February 24, 2010

In these difficult economic times, employers are looking for ways to control the soaring costs of retirement benefits, while unions are working to preserve and expand existing entitlements for workers. Important developments in recent case law and the repeal of mandatory retirement raise significant questions about the rights and obligations of unions, employers, and employees in relation to retirement benefits. Are age-based differences in pension and retirement benefits coverage permissible? Does an employee have a right to sue an employer for altering or terminating his or her retiree benefit plan? Lancaster’s panel of experts will address these and the following issues:

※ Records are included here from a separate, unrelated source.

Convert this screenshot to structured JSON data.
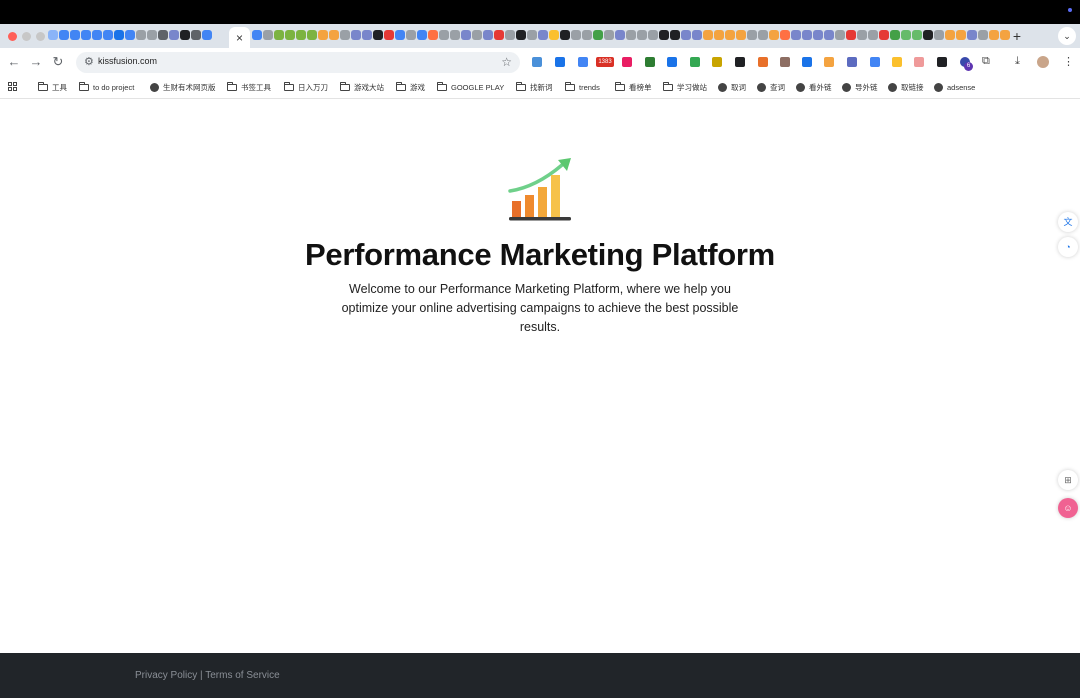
{
  "browser": {
    "url": "kissfusion.com",
    "active_tab_close": "×",
    "new_tab": "+",
    "tab_menu": "⌄",
    "bookmarks": [
      {
        "label": "工具",
        "icon": "folder-icon"
      },
      {
        "label": "to do project",
        "icon": "folder-icon"
      },
      {
        "label": "生财有术网页版",
        "icon": "globe-icon"
      },
      {
        "label": "书签工具",
        "icon": "folder-icon"
      },
      {
        "label": "日入万刀",
        "icon": "folder-icon"
      },
      {
        "label": "游戏大站",
        "icon": "folder-icon"
      },
      {
        "label": "游戏",
        "icon": "folder-icon"
      },
      {
        "label": "GOOGLE PLAY",
        "icon": "folder-icon"
      },
      {
        "label": "找新词",
        "icon": "folder-icon"
      },
      {
        "label": "trends",
        "icon": "folder-icon"
      },
      {
        "label": "看榜单",
        "icon": "folder-icon"
      },
      {
        "label": "学习做站",
        "icon": "folder-icon"
      },
      {
        "label": "取词",
        "icon": "globe-icon"
      },
      {
        "label": "查词",
        "icon": "globe-icon"
      },
      {
        "label": "看外链",
        "icon": "globe-icon"
      },
      {
        "label": "导外链",
        "icon": "globe-icon"
      },
      {
        "label": "取链接",
        "icon": "globe-icon"
      },
      {
        "label": "adsense",
        "icon": "globe-icon"
      }
    ],
    "extension_badge": "1383",
    "extension_count": "6"
  },
  "page": {
    "title": "Performance Marketing Platform",
    "subtitle": "Welcome to our Performance Marketing Platform, where we help you optimize your online advertising campaigns to achieve the best possible results.",
    "logo_icon": "bar-chart-growth-icon"
  },
  "footer": {
    "privacy": "Privacy Policy",
    "separator": " | ",
    "terms": "Terms of Service"
  },
  "colors": {
    "footer_bg": "#212529",
    "tabstrip_bg": "#dde3ea",
    "bar_orange": "#e8702a",
    "bar_yellow": "#f6c24a",
    "arrow_green": "#5cc870"
  }
}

  • Do an employee’s retirement benefits “freeze” upon retirement at the level defined by the collective agreement in effect at the time? If the entitlements under a later collective agreement are more generous, does the retired employee have a right to the improved benefits?
  • What measures can an employer implement to contain the costs associated with a retirement benefit program? When can an employer decrease retirement benefits? Are age-based reductions in benefits associated with retirement benefit plans discriminatory? Can employers increase the retirees’ share of the costs of retirement benefits?
  • Can unions negotiate and grieve retirement benefit matters on behalf of retired bargaining unit members? What is the appropriate venue for resolving disputes about post-retirement benefits – the courts or labour arbitration?
  • Does the termination of employee benefits at age 65 constitute age-based discrimination?
  • Can an employee be simultaneously entitled to separation payment – for example, an incentive for resignation – as well as retirement benefits? Can an employee’s right to non-pension retirement benefits arise before his or her pension kicks in? Can an employee retire and continue to receive retirement benefits if he or she is re-hired?
  • Can an employee sue an employer for its failure to adequately explain retirement options, changes in benefit entitlements, or pension plan eligibility? Will statements made in communications, such as brochures and plan outlines, about retirement benefit entitlements be binding on the employer? How can employers implement effective communication strategies to reduce potential liability?
  • Will the purchaser of a business be held responsible for liabilities in respect of the vendor’s post-retirement benefit plans?

This audio conference has been approved by the following:

  • The Law Society of Saskatchewan for 1.5 Continuing Professional Development hours.
  • The Law Society of New Brunswick for 1.5 Continuing Professional Development hours.
  • The Law Society of Upper Canada for 1.5 hours (Labour Law) towards the professional development requirement for certification.
  • The Law Society of British Columbia for 1.5 Continuing Professional Development hours.